I tend to take things for granted. It comes from the same place that allows me to walk past the stunning architecture and street art of Manhattan with disregard and sometimes resentment. But in these past two weeks, I’ve had so many moments of clarity & appreciation that I’m breathless now just thinking about them. It has half to do with the beautiful backdrop and soundtrack of roosters, church bells & speeding cars (undoubtably driving several kilometers above the speed limit) that greet me every morning on my way to work… and the other half to do with the overwhelming generosity of my host family.
Last weekend, I took a trip to Venice for Carnivale with two other American girls from my program. It was great to fall back into my cosmopolitan ways… getting lost in a sea of anonymous faces, and thanks to the masquerade theme of Carnivale, the masked faces were literally anonymous… and being forced to talk to strangers, willingly and gladly. I’m going to take a pause here to give you a little background on Carnivale. Back in the days of Casanova, Carnivale was the one time a year where different socio-economic classes could intermingle without repercussions as long as they were wearing masks. So, a lowly peasant could have a dance or two with a noble member of aristocracy, if only for one night. I couldn’t help but feel like the same rules applied to us as we meet and intermingled with strangers. It didn’t matter what your background was that weekend or who you usually hang out with. The only thing that mattered was the conversation you were having and the person right in front of you. I met some amazingly fun, diverse, and open minded people. From the moment we walked in the hostel, we had drunk & beyond friendly Australians sitting on our beds to greet us. Within minutes we were pre-gaming with them.

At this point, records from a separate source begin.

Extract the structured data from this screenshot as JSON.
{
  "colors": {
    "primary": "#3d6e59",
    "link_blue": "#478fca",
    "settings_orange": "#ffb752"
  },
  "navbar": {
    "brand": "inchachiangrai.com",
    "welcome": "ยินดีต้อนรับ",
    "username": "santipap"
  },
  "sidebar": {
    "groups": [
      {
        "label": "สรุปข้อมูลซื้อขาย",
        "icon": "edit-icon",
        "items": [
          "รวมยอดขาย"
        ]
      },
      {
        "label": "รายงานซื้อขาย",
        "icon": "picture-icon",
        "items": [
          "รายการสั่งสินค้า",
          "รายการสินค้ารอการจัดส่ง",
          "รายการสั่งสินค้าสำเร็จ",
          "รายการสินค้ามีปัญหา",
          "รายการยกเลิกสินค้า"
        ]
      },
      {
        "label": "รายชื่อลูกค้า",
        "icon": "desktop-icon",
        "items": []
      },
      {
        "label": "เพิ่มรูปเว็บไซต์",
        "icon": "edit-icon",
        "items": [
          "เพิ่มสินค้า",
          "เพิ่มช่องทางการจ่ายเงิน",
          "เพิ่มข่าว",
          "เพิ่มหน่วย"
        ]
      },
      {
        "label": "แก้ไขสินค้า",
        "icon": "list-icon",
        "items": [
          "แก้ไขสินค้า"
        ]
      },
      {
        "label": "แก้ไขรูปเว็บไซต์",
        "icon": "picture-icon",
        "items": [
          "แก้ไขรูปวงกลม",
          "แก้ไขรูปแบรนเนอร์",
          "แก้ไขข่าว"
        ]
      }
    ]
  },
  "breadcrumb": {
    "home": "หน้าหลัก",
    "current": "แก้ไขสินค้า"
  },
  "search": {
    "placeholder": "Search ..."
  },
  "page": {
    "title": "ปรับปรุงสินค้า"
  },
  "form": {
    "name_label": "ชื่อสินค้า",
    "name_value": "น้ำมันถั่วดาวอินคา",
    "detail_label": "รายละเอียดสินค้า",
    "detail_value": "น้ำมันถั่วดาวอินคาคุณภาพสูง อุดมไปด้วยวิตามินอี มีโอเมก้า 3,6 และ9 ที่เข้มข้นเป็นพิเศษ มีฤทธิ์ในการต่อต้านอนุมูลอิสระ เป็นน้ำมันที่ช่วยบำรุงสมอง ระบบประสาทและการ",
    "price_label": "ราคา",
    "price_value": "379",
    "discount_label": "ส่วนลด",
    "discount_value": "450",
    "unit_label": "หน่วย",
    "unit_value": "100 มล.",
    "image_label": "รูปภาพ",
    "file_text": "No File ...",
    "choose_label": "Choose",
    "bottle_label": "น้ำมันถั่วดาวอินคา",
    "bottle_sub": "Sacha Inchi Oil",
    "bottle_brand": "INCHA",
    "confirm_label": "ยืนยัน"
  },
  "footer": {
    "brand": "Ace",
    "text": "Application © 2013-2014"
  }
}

Now Carnivale in Venice is an unmatchable experience, it’s like Mardi Gras in New Orleans, hundreds from Italy flock to it. But it’s also unmatchable to the small town festivities. Fat Tuesday. It’s pretty much self- explanatory… it’s the day before Ash Wednesday, the last day before Lent where you can overindulge. And trust me, there’s plenty of food and sweets to satisfy any gluttonous appetite. Best of all, I’ve discovered mascarpone. A creamy cheesy pastry mix that’s the main ingredient in Tiramisu. Its like eating straight cream and sugar without the obscure guilt. But, of course, it was drowned with Nutella because the sun don’t shine and the moon don’t obit without Nutella in or on everything in Italy.
Whatever “dolce” wasn’t eaten at home was brought to the school for the kids to pass around and share at the morning break or on Fat Tuesday to the auditorium where the kids dressed up to throw what seemed like an infinite amount of confetti at each other. The way these kids were throwing it, you’d think they were trying to fulfill a vendetta, and the confetti were tiny blades of danger. Not to mention that it got everywhere and somehow found it’s way into bodily crevasses that are not accessible with clothes on. Seriously, I found some in my bra in the underpart of my boob.
The best part was that all the kids recognized me from class and fought for my attention. Which of course got the attention of their parents and I felt kinda popular. I think my host mom got a kick out of it too, because she was basically my translator and thus popular by association. I’m very aware right now that I sound like either a teenager or housewife. But honestly, so much of my life living with this 100% genuine Italian family has made me so aware of social circles and bring me back a high school mentality. Like the other day, I went to my host sister’s volleyball game and all I could think about was how I got cut from the JV team and felt wildly and unreasonably inadequate.
However, it’s just this small town family oriented lifestyle, which provokes feelings that I haven’t felt in a long time, both good and bad, that makes this experience exceptionally refreshing. And I have my host family to thank for that. They were the ones that drove me to the train station 1 hour away to get to Venice. My host mom regularly stays up baking even now that Carnivale is over & done, and I have a feeling that she does it for me. My host mom was the one to insist that I go the auditorium with my little host sister on Fat Tuesday and to see my other host sister’s volleyball game. I’m, unfortunately, switching host families this weekend to live and teach in a neighboring town, Potenza Picena. I’m a little nervous that my current host family has straight up spoiled me and there’s no turning back. I hope I’m wrong, but my new host family sure does have some big shoes to fill.